● **To do**: Gather every line of the entries that includes the word "income".

● **Supplied entries**:
------------------------------------------------------------------------

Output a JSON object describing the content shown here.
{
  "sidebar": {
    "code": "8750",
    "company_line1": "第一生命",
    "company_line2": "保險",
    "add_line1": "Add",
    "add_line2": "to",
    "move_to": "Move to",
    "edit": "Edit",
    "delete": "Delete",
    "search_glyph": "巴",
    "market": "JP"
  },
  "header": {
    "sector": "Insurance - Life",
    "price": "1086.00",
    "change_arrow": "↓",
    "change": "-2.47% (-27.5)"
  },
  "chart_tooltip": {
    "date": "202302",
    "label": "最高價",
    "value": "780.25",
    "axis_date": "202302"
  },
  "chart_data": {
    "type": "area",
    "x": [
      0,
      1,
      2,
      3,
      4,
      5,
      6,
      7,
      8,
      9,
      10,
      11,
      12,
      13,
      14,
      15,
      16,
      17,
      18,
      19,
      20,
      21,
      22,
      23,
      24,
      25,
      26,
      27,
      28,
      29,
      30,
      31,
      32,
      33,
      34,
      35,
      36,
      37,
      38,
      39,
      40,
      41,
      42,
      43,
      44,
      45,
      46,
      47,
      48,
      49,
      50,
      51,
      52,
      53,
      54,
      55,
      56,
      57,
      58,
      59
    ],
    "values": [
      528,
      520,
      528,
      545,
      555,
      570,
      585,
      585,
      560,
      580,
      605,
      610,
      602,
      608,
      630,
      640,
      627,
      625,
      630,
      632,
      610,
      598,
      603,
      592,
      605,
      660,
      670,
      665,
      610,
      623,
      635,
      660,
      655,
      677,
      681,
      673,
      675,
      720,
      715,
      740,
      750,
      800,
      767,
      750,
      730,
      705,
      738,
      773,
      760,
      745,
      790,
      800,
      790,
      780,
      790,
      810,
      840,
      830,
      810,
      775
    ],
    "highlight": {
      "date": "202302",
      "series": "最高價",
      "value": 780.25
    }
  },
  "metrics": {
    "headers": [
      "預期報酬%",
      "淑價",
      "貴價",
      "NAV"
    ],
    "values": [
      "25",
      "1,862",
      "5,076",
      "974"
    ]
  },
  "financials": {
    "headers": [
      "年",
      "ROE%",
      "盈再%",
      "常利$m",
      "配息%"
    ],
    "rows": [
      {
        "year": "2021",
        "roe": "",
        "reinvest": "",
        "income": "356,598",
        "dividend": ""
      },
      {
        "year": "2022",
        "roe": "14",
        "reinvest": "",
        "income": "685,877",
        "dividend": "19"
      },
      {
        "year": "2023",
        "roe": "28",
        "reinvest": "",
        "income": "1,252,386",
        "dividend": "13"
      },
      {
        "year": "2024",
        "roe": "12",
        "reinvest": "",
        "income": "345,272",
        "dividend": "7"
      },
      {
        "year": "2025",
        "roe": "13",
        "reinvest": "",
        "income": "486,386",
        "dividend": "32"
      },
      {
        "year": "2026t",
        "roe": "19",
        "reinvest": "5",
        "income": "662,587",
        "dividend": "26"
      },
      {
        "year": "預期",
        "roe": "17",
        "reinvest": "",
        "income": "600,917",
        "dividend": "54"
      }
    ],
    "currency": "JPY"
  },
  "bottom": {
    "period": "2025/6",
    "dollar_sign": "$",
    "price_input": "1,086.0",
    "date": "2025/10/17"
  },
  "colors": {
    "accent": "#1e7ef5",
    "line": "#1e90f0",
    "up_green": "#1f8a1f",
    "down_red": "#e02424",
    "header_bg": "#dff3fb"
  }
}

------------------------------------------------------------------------

● **Finished task**:
        "income": "356,598",
        "income": "685,877",
        "income": "1,252,386",
        "income": "345,272",
        "income": "486,386",
        "income": "662,587",
        "income": "600,917",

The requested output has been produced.